The Nightingale follows the lives of two very different sisters, Vianne and Isabelle, as they do what they must to survive in France during WWII. Vianne is the older of the two, a wife whose husband is being held prisoner in a Nazi war camp, but also a mother who wants more than anything to keep her daughter as safe as she can while struggling just to keep them fed. Isabelle is the young and impulsive sister with a rebel’s spirit, a girl who wears her heart on her sleeve. In German occupied France, these are dangerous times. Throughout the story the two sisters are forced to make choices time and time again that could be the difference between life and death, not only for themselves, but for those around them.

Several times while reading this I thought back to people I’ve met and cared for who were there in the thick of things during WWII. In previous jobs I’ve had I have taken care of people from different walks of life, born in different countries, but who all had lived during the same war. Soldiers, civilians, holocaust survivors. I’ve seen firsthand the numbers that were forcibly tattooed onto a person’s arm in their youth that they had to carry with them into their old age long after the war was over. I’ve seen how something seemingly as simple as helping someone to undress and take a shower even decades later can trigger a horrible flashback that mentally takes them right back to the horrors of life in a concentration camp. As I read The Nightingale I couldn’t help but be reminded of these people I once knew. I was moved to tears several times as I read this book.

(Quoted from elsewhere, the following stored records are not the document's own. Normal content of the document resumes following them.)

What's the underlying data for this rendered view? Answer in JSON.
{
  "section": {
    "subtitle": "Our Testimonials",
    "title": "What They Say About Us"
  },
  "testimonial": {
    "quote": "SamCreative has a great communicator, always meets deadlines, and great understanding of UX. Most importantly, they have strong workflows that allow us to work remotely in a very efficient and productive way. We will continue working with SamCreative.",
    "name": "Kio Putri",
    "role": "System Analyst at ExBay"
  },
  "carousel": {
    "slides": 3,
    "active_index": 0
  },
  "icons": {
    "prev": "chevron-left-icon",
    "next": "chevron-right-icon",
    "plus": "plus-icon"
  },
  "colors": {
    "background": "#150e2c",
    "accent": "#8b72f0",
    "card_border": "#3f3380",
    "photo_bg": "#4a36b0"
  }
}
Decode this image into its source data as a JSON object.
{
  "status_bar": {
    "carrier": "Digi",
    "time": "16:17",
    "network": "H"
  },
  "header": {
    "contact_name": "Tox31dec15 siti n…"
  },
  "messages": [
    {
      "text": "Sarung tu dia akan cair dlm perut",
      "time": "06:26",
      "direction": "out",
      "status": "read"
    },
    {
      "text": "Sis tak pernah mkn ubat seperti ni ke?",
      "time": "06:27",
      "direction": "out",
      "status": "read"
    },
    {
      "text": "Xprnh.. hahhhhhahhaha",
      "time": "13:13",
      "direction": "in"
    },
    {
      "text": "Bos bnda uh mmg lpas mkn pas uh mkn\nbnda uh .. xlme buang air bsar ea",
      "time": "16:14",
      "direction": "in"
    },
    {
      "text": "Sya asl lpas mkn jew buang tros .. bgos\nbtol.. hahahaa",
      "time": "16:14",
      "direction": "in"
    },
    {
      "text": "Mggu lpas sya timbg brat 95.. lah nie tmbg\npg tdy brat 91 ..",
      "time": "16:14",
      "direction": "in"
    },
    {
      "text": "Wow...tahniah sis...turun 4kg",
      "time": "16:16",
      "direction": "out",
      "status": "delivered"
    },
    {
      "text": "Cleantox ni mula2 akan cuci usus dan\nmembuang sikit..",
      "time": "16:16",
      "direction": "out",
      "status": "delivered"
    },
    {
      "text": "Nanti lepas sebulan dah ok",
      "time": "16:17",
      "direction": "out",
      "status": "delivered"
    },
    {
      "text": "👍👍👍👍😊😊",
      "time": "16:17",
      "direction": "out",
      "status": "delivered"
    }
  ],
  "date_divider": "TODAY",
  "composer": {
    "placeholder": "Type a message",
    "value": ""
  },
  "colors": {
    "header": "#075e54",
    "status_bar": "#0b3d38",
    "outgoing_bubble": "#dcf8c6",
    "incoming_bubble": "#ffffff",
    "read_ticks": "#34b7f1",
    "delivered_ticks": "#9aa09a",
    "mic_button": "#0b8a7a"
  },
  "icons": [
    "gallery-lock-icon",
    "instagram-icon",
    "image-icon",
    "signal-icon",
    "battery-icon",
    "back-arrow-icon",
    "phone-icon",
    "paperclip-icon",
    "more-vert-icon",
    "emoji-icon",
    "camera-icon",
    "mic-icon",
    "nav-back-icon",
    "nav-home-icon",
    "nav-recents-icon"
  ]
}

There is a quote from the book that I think is very relevant now, much as it would have been back then. “What good is safety if she has to grow up in a world where people disappear without a trace because they pray to a different God?” Wars like WWII don’t happen overnight, and I think this book illustrates that very point. Hate, ignorance, and intolerance are all ugly things that can only build in momentum if we let them. This happened then, and one can’t help but feel it happening now. It makes another, older quote come to mind: Those who fail to learn from history are doomed to repeat it. It is a disturbing thing to consider, but we as people have to learn from the mistakes of the past if there is ever to be any hope of us moving forward. As another quote from the book explains, “love has to be stronger than hate, or there is no future for us.”

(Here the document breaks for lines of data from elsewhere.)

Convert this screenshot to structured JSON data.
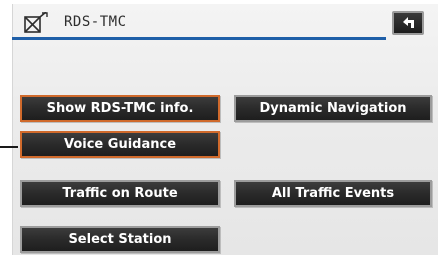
{
  "header": {
    "title": "RDS-TMC",
    "title_icon": "satellite-dish-crossed-icon",
    "back_icon": "return-arrow-icon"
  },
  "buttons": {
    "show_rds_tmc_info": "Show RDS-TMC info.",
    "dynamic_navigation": "Dynamic Navigation",
    "voice_guidance": "Voice Guidance",
    "traffic_on_route": "Traffic on Route",
    "all_traffic_events": "All Traffic Events",
    "select_station": "Select Station"
  },
  "colors": {
    "accent_line": "#1f5fa8",
    "selected_border": "#d06a2c",
    "button_bg": "#2a2a2a",
    "button_text": "#ffffff"
  }
}
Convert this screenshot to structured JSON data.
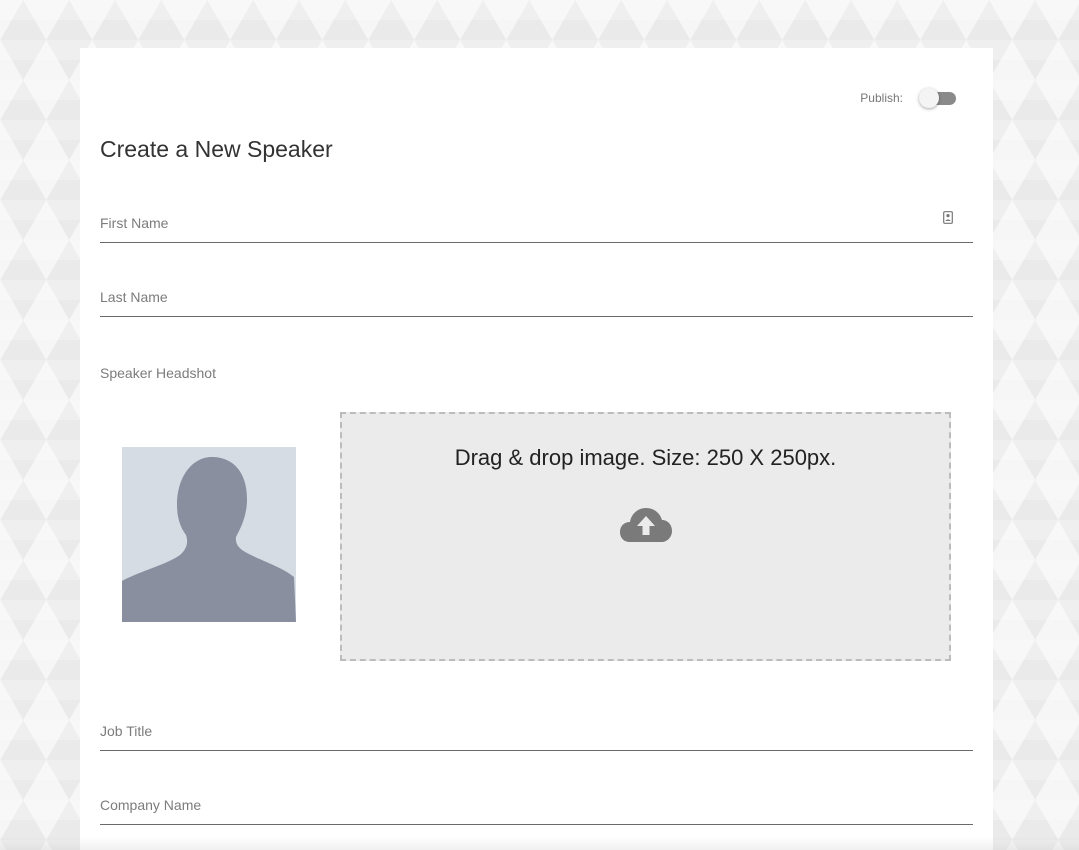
{
  "publish": {
    "label": "Publish:",
    "enabled": false
  },
  "page_title": "Create a New Speaker",
  "fields": {
    "first_name": {
      "placeholder": "First Name",
      "value": "",
      "icon": "contact-card-icon"
    },
    "last_name": {
      "placeholder": "Last Name",
      "value": ""
    },
    "job_title": {
      "placeholder": "Job Title",
      "value": ""
    },
    "company_name": {
      "placeholder": "Company Name",
      "value": ""
    }
  },
  "headshot": {
    "label": "Speaker Headshot",
    "placeholder_icon": "person-silhouette-icon",
    "dropzone_text": "Drag & drop image. Size: 250 X 250px.",
    "upload_icon": "cloud-upload-icon"
  },
  "colors": {
    "underline": "#6a6a6a",
    "toggle_track": "#8a8a8a",
    "headshot_bg": "#d6dce3",
    "silhouette": "#8a8fa0",
    "dropzone_bg": "#ebebeb",
    "upload_icon": "#7a7a7a"
  }
}
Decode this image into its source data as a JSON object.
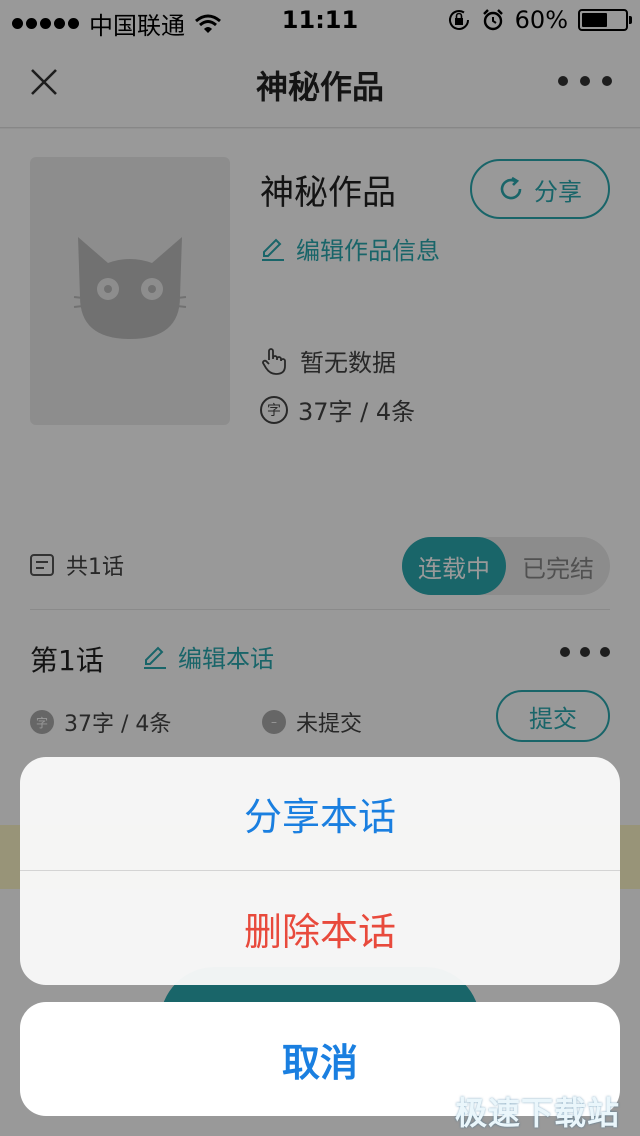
{
  "status_bar": {
    "carrier": "中国联通",
    "time": "11:11",
    "battery": "60%",
    "battery_level": 0.6
  },
  "nav": {
    "title": "神秘作品",
    "close_icon": "close-icon",
    "more_icon": "more-icon"
  },
  "work": {
    "title": "神秘作品",
    "share_label": "分享",
    "edit_label": "编辑作品信息",
    "likes_text": "暂无数据",
    "words_text": "37字 / 4条",
    "word_badge": "字"
  },
  "episodes": {
    "count_label": "共1话",
    "status_toggle": {
      "serializing": "连载中",
      "completed": "已完结",
      "selected": "连载中"
    },
    "items": [
      {
        "title": "第1话",
        "edit_label": "编辑本话",
        "words_text": "37字 / 4条",
        "submit_status": "未提交",
        "submit_label": "提交"
      }
    ]
  },
  "action_sheet": {
    "share_label": "分享本话",
    "delete_label": "删除本话",
    "cancel_label": "取消"
  },
  "colors": {
    "accent": "#2aa8b0",
    "ios_blue": "#1a7fe0",
    "destructive": "#e84a3c"
  },
  "watermark": "极速下载站"
}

The Nightingale shines a light on the ugliest parts of humanity as well as the beauty and compassion we are capable of if only we choose to do the right thing and be there for one another. It shows that love comes in many forms, not all of them perfect or easy.  This book gets a solid 5/5 stars from me.